"Alfonsina and her Sea", by Liz Hentschel. Oil in wood on crete.
Liz in her studio in Tepoztlán.
Then came another song by José José, one of my most beloved Mexican troubadours. It was a phrase of his song "El Volcán" that struck me, 'igual que una mar en calma, igual que un golpe de mar...'. Combined with another phrase of Francisco Céspedes, which says: 'las lunas de este sueño que he inventado contigo' , it resulted in my painting entitled "Two Moons".
"Two Moons", by Liz Hentschel. Pastel on Cansson paper.
Surrealism had entered my threshold.
From then on, I began my collection of the songs of the Beatles. I had followed and loved them for so long, since my adolescence! And suddenly, an inner voice said to me: I have to pay an homage to these fabulous guys who have given me such happiness during my whole life!
It began with "Eleanor Rigby ", whose lyrics had always intrigued me and transported me to a magical and mysterious realm. What did Paul McCartney mean with his strange phrase '...wearing a face that she keeps in a jar bay the door'? This idea was revolving in my mind for many, many years (10 years to be exact), until I finally knew how to depict this character.
"Eleanor Rigby", by Liz Hentschel. Oil on Canvas.
By then, I didn't know, or even guess, that this would be the first piece of a whole collection! But after finishing "Eleanor Rigby", I felt compelled to paint "While my Guitar gently Weeps", a song which I had adored for decades.

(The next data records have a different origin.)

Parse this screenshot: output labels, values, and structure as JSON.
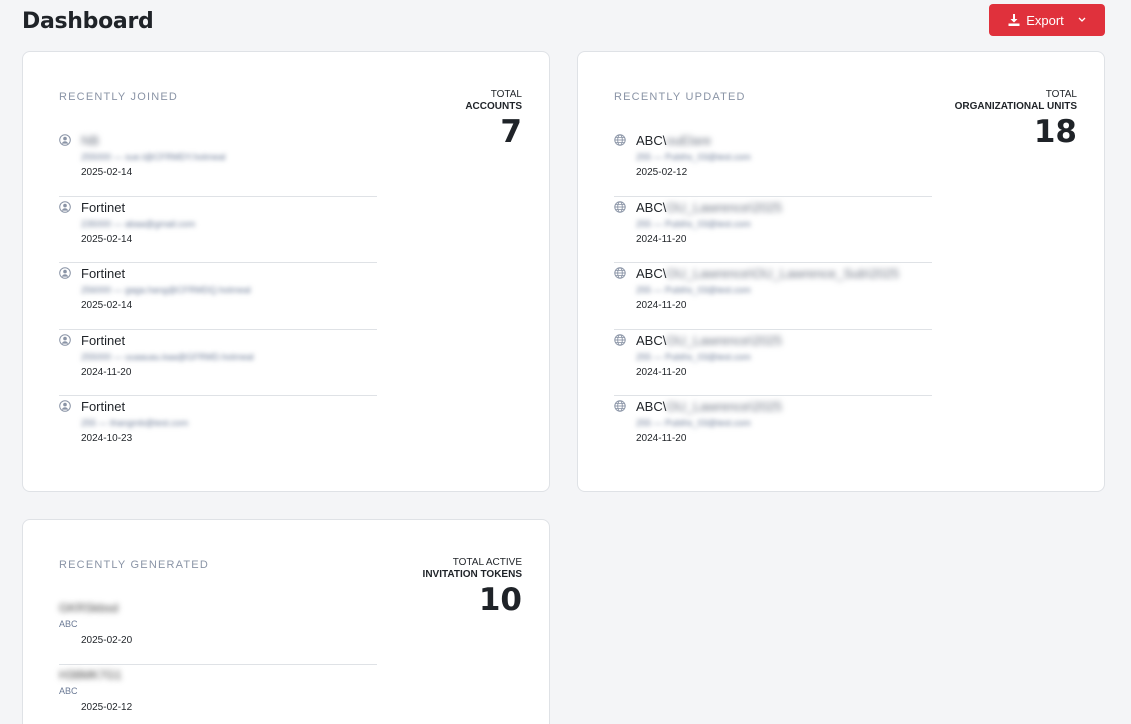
{
  "page": {
    "title": "Dashboard",
    "export_label": "Export"
  },
  "recently_joined": {
    "label": "RECENTLY JOINED",
    "stat_line1": "TOTAL",
    "stat_line2": "ACCOUNTS",
    "stat_value": "7",
    "items": [
      {
        "name": "NB",
        "sub": "255000 — sue.t@CFRMDY.hotmeal",
        "date": "2025-02-14",
        "name_blurred": true
      },
      {
        "name": "Fortinet",
        "sub": "235000 — abaa@gmail.com",
        "date": "2025-02-14",
        "name_blurred": false
      },
      {
        "name": "Fortinet",
        "sub": "256000 — gaga.hang@CFRMDQ.hotmeal",
        "date": "2025-02-14",
        "name_blurred": false
      },
      {
        "name": "Fortinet",
        "sub": "255000 — uuaauau.kaa@GFRMD.hotmeal",
        "date": "2024-11-20",
        "name_blurred": false
      },
      {
        "name": "Fortinet",
        "sub": "255 — thangmb@test.com",
        "date": "2024-10-23",
        "name_blurred": false
      }
    ]
  },
  "recently_updated": {
    "label": "RECENTLY UPDATED",
    "stat_line1": "TOTAL",
    "stat_line2": "ORGANIZATIONAL UNITS",
    "stat_value": "18",
    "items": [
      {
        "prefix": "ABC\\",
        "name_rest": "ouElare",
        "sub": "255 — Pubihs_03@test.com",
        "date": "2025-02-12"
      },
      {
        "prefix": "ABC\\",
        "name_rest": "OU_Lawrence\\2025",
        "sub": "255 — Pubihs_03@test.com",
        "date": "2024-11-20"
      },
      {
        "prefix": "ABC\\",
        "name_rest": "OU_Lawrence\\OU_Lawrence_Sub\\2025",
        "sub": "255 — Pubihs_03@test.com",
        "date": "2024-11-20"
      },
      {
        "prefix": "ABC\\",
        "name_rest": "OU_Lawrence\\2025",
        "sub": "255 — Pubihs_03@test.com",
        "date": "2024-11-20"
      },
      {
        "prefix": "ABC\\",
        "name_rest": "OU_Lawrence\\2025",
        "sub": "255 — Pubihs_03@test.com",
        "date": "2024-11-20"
      }
    ]
  },
  "recently_generated": {
    "label": "RECENTLY GENERATED",
    "stat_line1": "TOTAL ACTIVE",
    "stat_line2": "INVITATION TOKENS",
    "stat_value": "10",
    "items": [
      {
        "token": "GKRSkbsd",
        "org": "ABC",
        "date": "2025-02-20"
      },
      {
        "token": "H38MK7G1",
        "org": "ABC",
        "date": "2025-02-12"
      }
    ]
  },
  "colors": {
    "accent": "#e0313c",
    "background": "#f4f5f7",
    "card_border": "#dfe2e6",
    "muted_label": "#8a94a6"
  },
  "icons": {
    "export": "download-icon",
    "dropdown": "chevron-down-icon",
    "account": "user-circle-icon",
    "org_unit": "globe-icon"
  }
}
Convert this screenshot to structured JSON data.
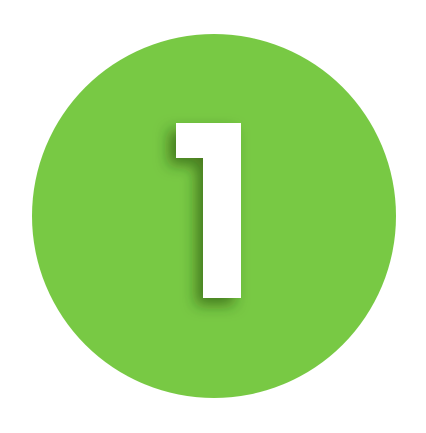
{
  "badge": {
    "number": "1",
    "circle_color": "#78c944",
    "number_color": "#ffffff",
    "shadow_color": "#1e3d0a"
  }
}
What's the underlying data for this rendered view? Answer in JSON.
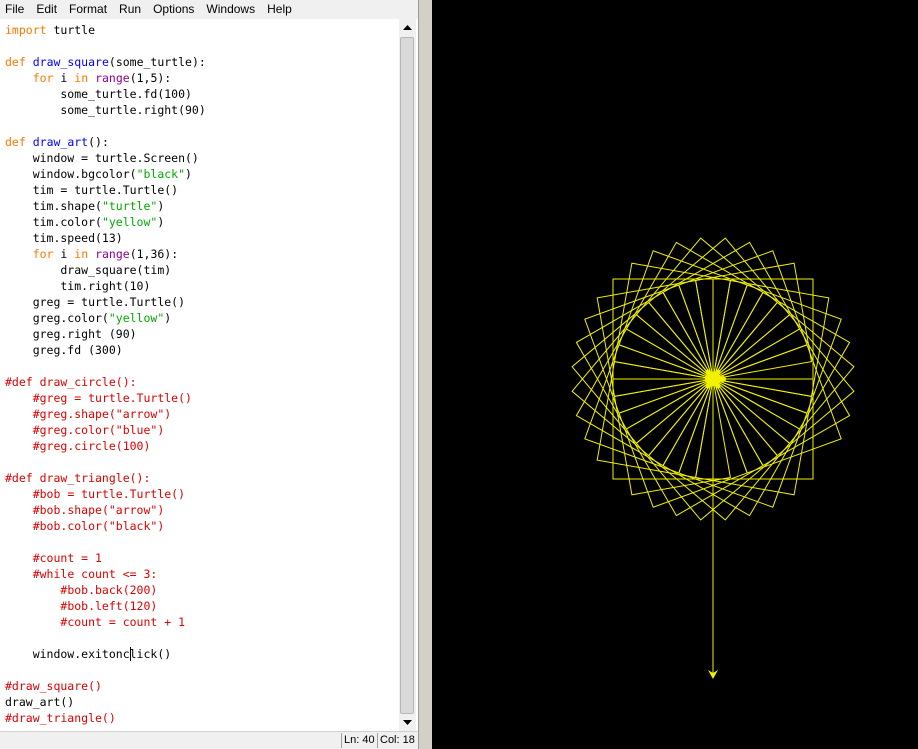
{
  "menubar": {
    "items": [
      "File",
      "Edit",
      "Format",
      "Run",
      "Options",
      "Windows",
      "Help"
    ]
  },
  "editor": {
    "lines": [
      [
        {
          "t": "import",
          "c": "kw"
        },
        {
          "t": " turtle"
        }
      ],
      [],
      [
        {
          "t": "def",
          "c": "kw"
        },
        {
          "t": " "
        },
        {
          "t": "draw_square",
          "c": "def"
        },
        {
          "t": "(some_turtle):"
        }
      ],
      [
        {
          "t": "    "
        },
        {
          "t": "for",
          "c": "kw"
        },
        {
          "t": " i "
        },
        {
          "t": "in",
          "c": "kw"
        },
        {
          "t": " "
        },
        {
          "t": "range",
          "c": "bi"
        },
        {
          "t": "(1,5):"
        }
      ],
      [
        {
          "t": "        some_turtle.fd(100)"
        }
      ],
      [
        {
          "t": "        some_turtle.right(90)"
        }
      ],
      [],
      [
        {
          "t": "def",
          "c": "kw"
        },
        {
          "t": " "
        },
        {
          "t": "draw_art",
          "c": "def"
        },
        {
          "t": "():"
        }
      ],
      [
        {
          "t": "    window = turtle.Screen()"
        }
      ],
      [
        {
          "t": "    window.bgcolor("
        },
        {
          "t": "\"black\"",
          "c": "str"
        },
        {
          "t": ")"
        }
      ],
      [
        {
          "t": "    tim = turtle.Turtle()"
        }
      ],
      [
        {
          "t": "    tim.shape("
        },
        {
          "t": "\"turtle\"",
          "c": "str"
        },
        {
          "t": ")"
        }
      ],
      [
        {
          "t": "    tim.color("
        },
        {
          "t": "\"yellow\"",
          "c": "str"
        },
        {
          "t": ")"
        }
      ],
      [
        {
          "t": "    tim.speed(13)"
        }
      ],
      [
        {
          "t": "    "
        },
        {
          "t": "for",
          "c": "kw"
        },
        {
          "t": " i "
        },
        {
          "t": "in",
          "c": "kw"
        },
        {
          "t": " "
        },
        {
          "t": "range",
          "c": "bi"
        },
        {
          "t": "(1,36):"
        }
      ],
      [
        {
          "t": "        draw_square(tim)"
        }
      ],
      [
        {
          "t": "        tim.right(10)"
        }
      ],
      [
        {
          "t": "    greg = turtle.Turtle()"
        }
      ],
      [
        {
          "t": "    greg.color("
        },
        {
          "t": "\"yellow\"",
          "c": "str"
        },
        {
          "t": ")"
        }
      ],
      [
        {
          "t": "    greg.right (90)"
        }
      ],
      [
        {
          "t": "    greg.fd (300)"
        }
      ],
      [],
      [
        {
          "t": "#def draw_circle():",
          "c": "com"
        }
      ],
      [
        {
          "t": "    "
        },
        {
          "t": "#greg = turtle.Turtle()",
          "c": "com"
        }
      ],
      [
        {
          "t": "    "
        },
        {
          "t": "#greg.shape(\"arrow\")",
          "c": "com"
        }
      ],
      [
        {
          "t": "    "
        },
        {
          "t": "#greg.color(\"blue\")",
          "c": "com"
        }
      ],
      [
        {
          "t": "    "
        },
        {
          "t": "#greg.circle(100)",
          "c": "com"
        }
      ],
      [],
      [
        {
          "t": "#def draw_triangle():",
          "c": "com"
        }
      ],
      [
        {
          "t": "    "
        },
        {
          "t": "#bob = turtle.Turtle()",
          "c": "com"
        }
      ],
      [
        {
          "t": "    "
        },
        {
          "t": "#bob.shape(\"arrow\")",
          "c": "com"
        }
      ],
      [
        {
          "t": "    "
        },
        {
          "t": "#bob.color(\"black\")",
          "c": "com"
        }
      ],
      [],
      [
        {
          "t": "    "
        },
        {
          "t": "#count = 1",
          "c": "com"
        }
      ],
      [
        {
          "t": "    "
        },
        {
          "t": "#while count <= 3:",
          "c": "com"
        }
      ],
      [
        {
          "t": "        "
        },
        {
          "t": "#bob.back(200)",
          "c": "com"
        }
      ],
      [
        {
          "t": "        "
        },
        {
          "t": "#bob.left(120)",
          "c": "com"
        }
      ],
      [
        {
          "t": "        "
        },
        {
          "t": "#count = count + 1",
          "c": "com"
        }
      ],
      [],
      [
        {
          "t": "    window.exitonc"
        },
        {
          "caret": true
        },
        {
          "t": "lick()"
        }
      ],
      [],
      [
        {
          "t": "#draw_square()",
          "c": "com"
        }
      ],
      [
        {
          "t": "draw_art()"
        }
      ],
      [
        {
          "t": "#draw_triangle()",
          "c": "com"
        }
      ]
    ]
  },
  "statusbar": {
    "line": "Ln: 40",
    "col": "Col: 18"
  },
  "canvas": {
    "background": "#000000",
    "pen_color": "yellow",
    "squares": 35,
    "square_side": 100,
    "turn_per_square_deg": 10,
    "greg_distance": 300
  }
}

First, I didn't know clearly how the painting would look like, but one thing I knew for sure: it had to include a portrait of George Harrison and it absolutely had to be in blue-greenish tones... that was the color in which I had always visualized this fantastic song as I listened to it.
"While my Guitar gently Weeps", by Liz Hentschel. Oil on Canvas.
"Dark Accents" (Self-Portrait) by Liz Hentschel. Oil on Canvas.
And on and on it went. Ideas flooded to my mind. Which would be the next one?
That was the way that I painted "Across the Universe", "I'll follow the Sun", "Nowhere Man", "Lucy in the Sky with Diamonds", "Let it be" and all the rest of them. I finished a number presently, but I am still working on more, which I will present to you in due time.
I love life, colour, beauty in all its forms. And, like Shirley McLane once said , I am a compulsive sharer. That's the reason why I paint constantly and continuously.
And that is why I made this Web Page: to be able to share my emotions of a lifetime, the result of years and years of pursuing my inspiration, the search for the unperishable in the perishable, the expression of my love for the art of painting, and for life itself, which is the biggest gift one can have.
Tepoztlán, Morelos. México
I read somewhere that art begins at that point where living is not enough to express one's own life.
And I agree completely, because there has always been in my essence the need to express my inner feelings, of understanding and representing the world around me, in visual terms.
I always wanted to be a painter.
Ever since I was a girl, I remember myself painting the things and beings that surrounded me: my dolls, the flower vases of my mother, the objects in my room... at some point, when I was about 13, I began to do my first portraits, asking my brothers and sisters to pose for me and trying to make sketches of my school mates; during my classes of Biology amd History, I took great pains to illustrate the lessons with my best possible drawings. I even made my first intents to paint myself in the mirror, which I realized was a tremendously serious endeavour.